The US economy will benefit with an increase to wages that will fuel prosperity, greater spending and investing. Additionally, the innovations and advancements in areas such as technology and medicine will continue to make this world a better place.
Is STEM For Everyone?
Of course STEM is not the answer for everyone.
It is best to research and explore if any STEM occupations align to your interests. If you are uncertain and undecided on Major or Career then it is definitely worth evaluating very closely this list.
If you are already started down a path, it may still be worth a look to compare the STEM jobs and required paths. If you are working, for example, in a job that you do not enjoy then evaluate the occupations and the paths required to get there. It may just be worth it.

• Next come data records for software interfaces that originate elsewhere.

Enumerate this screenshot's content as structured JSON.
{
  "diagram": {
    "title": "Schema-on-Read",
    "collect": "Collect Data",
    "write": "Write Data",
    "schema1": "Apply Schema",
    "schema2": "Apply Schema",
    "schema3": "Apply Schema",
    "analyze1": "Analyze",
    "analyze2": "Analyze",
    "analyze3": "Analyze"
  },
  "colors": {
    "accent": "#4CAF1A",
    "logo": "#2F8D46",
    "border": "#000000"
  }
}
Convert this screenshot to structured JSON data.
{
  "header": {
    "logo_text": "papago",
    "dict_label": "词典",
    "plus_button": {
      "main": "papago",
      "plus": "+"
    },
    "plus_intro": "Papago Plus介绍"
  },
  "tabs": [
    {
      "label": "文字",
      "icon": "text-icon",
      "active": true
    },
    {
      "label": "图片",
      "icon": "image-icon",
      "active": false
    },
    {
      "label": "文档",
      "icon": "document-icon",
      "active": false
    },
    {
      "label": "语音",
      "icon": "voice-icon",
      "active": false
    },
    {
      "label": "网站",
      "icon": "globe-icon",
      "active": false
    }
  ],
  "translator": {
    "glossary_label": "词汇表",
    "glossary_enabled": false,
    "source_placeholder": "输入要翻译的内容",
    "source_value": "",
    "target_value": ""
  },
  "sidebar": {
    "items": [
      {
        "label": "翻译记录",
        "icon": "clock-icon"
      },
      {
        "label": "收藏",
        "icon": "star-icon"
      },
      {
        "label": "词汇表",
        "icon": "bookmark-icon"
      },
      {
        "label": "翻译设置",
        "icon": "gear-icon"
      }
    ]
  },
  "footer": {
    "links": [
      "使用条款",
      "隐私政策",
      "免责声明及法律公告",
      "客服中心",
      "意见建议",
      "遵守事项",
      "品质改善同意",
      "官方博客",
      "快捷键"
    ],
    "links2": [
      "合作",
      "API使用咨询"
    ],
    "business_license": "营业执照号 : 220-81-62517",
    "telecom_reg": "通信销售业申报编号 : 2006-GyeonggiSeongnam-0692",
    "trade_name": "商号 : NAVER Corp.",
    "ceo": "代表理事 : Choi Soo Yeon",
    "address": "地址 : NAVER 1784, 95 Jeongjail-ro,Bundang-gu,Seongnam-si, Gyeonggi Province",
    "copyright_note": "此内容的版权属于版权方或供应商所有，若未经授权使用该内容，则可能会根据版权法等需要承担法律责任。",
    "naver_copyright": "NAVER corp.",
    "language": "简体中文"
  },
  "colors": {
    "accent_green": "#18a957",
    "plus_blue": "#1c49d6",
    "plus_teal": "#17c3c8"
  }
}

If everyone did STEM we would face a certain economics riddle of more supply than demand which has a way of forcing corrections. I do believe that many will continue to steer clear because they may not have the interest, aptitude, or intellect to pursue STEM careers. Innovation will continue to spur more research which will continue to spur job creation and growth in a positive cycle that should last several decades. We are still in the gold rush era of the internet as we move into the Internet of Things.
How Do I Move Into STEM Major Or Career?
You can start identifying strengths and interests in middle or high school. There are programming, math, engineering, and science courses available. Some have varying degrees of difficulty. If you have a high aptitude and interest level in any STEM courses you can dig in a bit further to understand its path.
Many STEM careers require at least a bachelors degree so you should plan on going to college. You should evaluate what colleges offer the most options for your interests. You will want to be sure you have developed strong thinking and communication skills.
One important point is to get experience before graduation. It will increase your value and improve your odds of gaining one or more favorable offers at graduation, whether it be undergraduate or graduate school. You do not want to go through and have NO experience. Look for projects, research opportunities, internships, and jobs. There are many options available through your school that need to be fully explored. It is key to network and build a bunch of relationships you can call on when needed in the future.